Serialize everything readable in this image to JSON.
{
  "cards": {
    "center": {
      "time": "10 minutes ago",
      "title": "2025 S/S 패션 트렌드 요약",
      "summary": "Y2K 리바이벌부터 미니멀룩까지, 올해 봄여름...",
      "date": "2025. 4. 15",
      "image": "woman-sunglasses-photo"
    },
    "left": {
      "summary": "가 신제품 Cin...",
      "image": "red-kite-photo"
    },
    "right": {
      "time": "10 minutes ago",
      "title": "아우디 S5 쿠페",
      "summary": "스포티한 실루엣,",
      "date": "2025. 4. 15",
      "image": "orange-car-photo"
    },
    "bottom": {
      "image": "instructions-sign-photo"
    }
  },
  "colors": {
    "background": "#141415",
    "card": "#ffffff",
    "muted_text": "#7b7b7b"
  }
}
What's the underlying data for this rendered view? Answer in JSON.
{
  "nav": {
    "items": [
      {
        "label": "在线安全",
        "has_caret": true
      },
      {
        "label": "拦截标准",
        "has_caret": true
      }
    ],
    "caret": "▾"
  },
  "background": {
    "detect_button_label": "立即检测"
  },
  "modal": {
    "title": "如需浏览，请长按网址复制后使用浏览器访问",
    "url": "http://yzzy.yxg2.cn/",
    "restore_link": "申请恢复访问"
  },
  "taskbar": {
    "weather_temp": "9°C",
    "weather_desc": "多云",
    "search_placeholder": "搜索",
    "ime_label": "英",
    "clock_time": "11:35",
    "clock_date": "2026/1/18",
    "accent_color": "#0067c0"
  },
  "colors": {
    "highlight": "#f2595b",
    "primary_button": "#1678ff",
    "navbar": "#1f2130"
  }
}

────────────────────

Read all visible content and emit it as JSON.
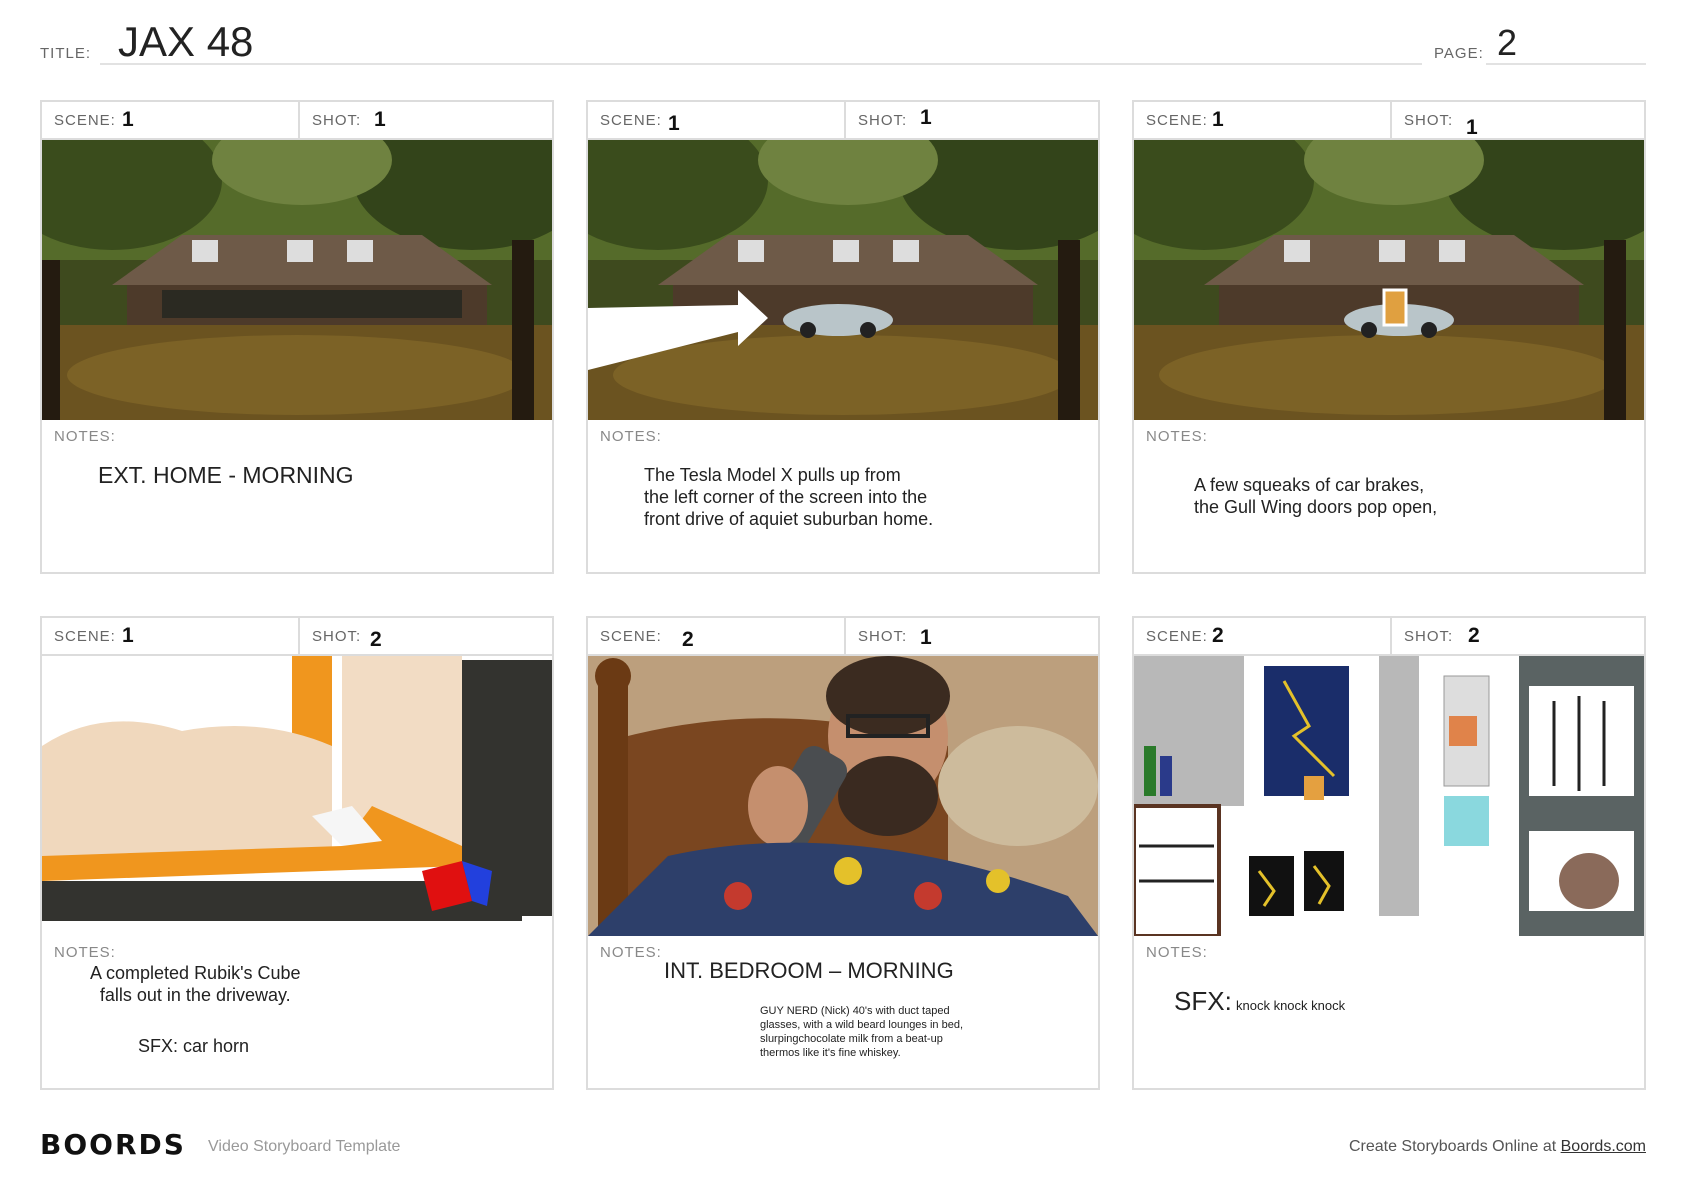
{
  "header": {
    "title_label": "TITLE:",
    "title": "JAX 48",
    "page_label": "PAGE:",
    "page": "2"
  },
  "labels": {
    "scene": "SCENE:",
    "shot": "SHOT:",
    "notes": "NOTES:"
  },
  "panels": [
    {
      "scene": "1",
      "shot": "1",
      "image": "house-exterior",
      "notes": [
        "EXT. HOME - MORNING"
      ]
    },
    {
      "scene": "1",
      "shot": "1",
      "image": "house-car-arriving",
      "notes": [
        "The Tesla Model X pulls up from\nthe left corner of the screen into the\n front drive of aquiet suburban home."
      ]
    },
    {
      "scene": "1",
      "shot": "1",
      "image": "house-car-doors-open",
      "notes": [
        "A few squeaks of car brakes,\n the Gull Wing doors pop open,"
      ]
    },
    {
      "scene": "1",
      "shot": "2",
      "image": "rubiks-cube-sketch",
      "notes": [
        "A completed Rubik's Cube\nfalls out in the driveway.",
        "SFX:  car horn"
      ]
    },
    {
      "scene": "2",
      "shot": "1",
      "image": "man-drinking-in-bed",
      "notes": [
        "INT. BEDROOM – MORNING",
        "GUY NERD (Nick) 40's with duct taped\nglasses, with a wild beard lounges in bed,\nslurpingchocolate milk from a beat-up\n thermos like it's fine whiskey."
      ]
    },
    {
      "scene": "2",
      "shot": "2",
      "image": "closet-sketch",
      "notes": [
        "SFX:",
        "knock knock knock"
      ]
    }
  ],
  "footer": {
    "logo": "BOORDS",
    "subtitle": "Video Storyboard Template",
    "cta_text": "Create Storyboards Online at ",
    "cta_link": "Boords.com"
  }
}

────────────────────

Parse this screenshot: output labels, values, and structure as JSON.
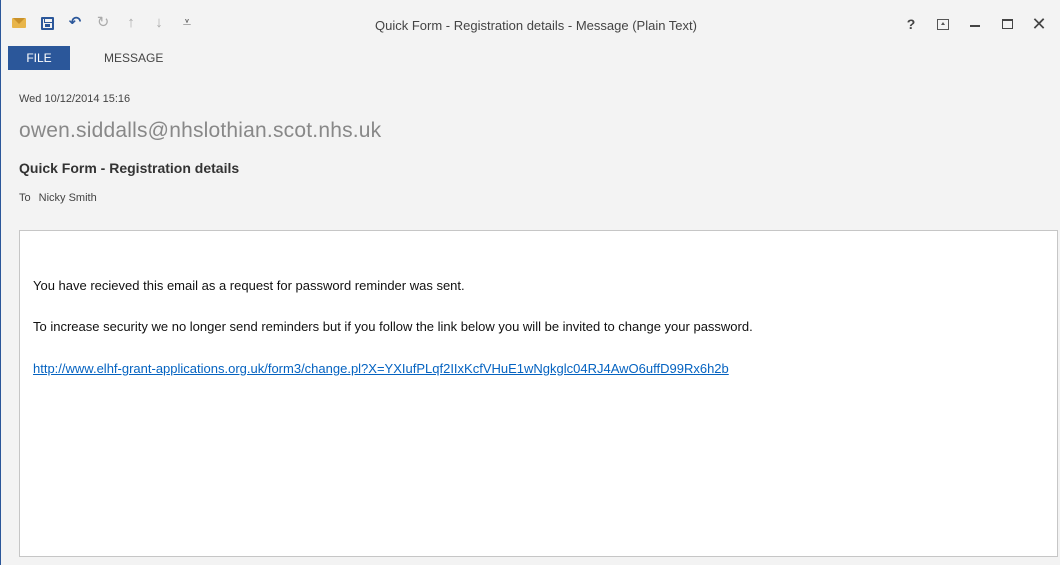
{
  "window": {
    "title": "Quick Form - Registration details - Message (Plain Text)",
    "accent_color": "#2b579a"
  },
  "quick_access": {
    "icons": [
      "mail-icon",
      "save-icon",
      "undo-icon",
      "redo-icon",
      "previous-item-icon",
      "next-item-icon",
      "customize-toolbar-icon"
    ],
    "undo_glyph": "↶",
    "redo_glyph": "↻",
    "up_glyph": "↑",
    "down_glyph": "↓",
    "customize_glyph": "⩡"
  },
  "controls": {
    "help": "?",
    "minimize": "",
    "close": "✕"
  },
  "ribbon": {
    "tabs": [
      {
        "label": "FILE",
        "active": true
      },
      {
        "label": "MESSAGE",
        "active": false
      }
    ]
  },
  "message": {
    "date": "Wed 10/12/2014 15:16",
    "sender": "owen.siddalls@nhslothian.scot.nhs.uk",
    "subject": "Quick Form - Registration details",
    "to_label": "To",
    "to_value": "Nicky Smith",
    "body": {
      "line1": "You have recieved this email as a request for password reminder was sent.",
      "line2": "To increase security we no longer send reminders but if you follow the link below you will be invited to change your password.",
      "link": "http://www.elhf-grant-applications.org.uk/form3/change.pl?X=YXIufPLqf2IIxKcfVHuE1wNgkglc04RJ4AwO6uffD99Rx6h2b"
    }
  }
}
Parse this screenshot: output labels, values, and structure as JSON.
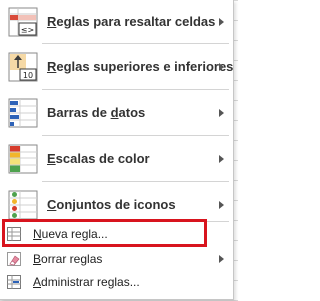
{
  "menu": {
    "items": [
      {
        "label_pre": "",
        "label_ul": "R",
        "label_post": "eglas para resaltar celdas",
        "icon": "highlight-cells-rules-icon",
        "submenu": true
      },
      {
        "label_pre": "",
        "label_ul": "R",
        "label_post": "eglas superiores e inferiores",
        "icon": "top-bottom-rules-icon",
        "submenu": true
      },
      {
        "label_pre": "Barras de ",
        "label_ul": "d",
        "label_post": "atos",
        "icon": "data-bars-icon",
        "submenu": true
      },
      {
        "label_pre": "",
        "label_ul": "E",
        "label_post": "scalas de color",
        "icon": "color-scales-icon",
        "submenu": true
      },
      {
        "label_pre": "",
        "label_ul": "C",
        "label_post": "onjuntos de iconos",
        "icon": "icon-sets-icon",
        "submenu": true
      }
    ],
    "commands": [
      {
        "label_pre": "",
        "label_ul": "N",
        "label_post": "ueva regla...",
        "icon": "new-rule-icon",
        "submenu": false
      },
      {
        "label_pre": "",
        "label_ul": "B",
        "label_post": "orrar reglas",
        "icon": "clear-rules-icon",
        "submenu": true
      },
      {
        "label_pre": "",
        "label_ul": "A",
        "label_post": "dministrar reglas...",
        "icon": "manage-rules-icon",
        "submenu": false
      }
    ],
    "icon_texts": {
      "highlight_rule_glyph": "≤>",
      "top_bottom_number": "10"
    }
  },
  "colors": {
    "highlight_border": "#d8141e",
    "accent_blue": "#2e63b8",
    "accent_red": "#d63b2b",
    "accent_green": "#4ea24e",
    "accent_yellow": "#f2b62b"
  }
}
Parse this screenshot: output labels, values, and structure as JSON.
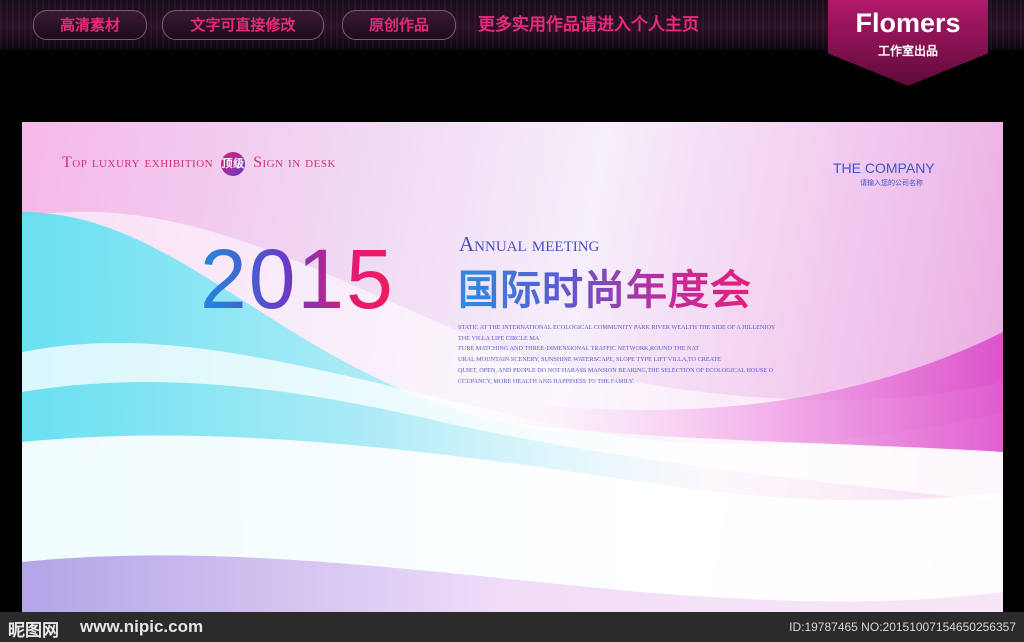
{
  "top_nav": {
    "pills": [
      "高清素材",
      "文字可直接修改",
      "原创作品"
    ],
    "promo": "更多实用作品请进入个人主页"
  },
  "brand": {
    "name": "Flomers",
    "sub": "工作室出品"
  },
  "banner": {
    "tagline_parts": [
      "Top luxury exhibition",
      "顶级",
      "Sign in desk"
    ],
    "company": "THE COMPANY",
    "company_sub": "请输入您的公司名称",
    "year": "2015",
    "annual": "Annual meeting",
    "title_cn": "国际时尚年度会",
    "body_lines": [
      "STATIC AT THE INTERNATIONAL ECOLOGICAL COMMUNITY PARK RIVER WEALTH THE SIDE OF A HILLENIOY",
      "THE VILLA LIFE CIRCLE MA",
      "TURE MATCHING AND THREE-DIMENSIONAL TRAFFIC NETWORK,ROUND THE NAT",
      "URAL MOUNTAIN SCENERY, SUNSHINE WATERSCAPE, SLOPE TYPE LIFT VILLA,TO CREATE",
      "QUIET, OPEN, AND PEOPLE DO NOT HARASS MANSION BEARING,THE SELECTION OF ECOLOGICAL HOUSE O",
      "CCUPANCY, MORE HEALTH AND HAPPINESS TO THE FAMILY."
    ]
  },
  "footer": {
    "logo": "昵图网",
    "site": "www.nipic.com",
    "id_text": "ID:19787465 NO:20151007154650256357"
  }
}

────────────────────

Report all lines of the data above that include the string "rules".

        "icon": "highlight-cells-rules-icon",
        "icon": "top-bottom-rules-icon",
        "icon": "clear-rules-icon",
        "icon": "manage-rules-icon",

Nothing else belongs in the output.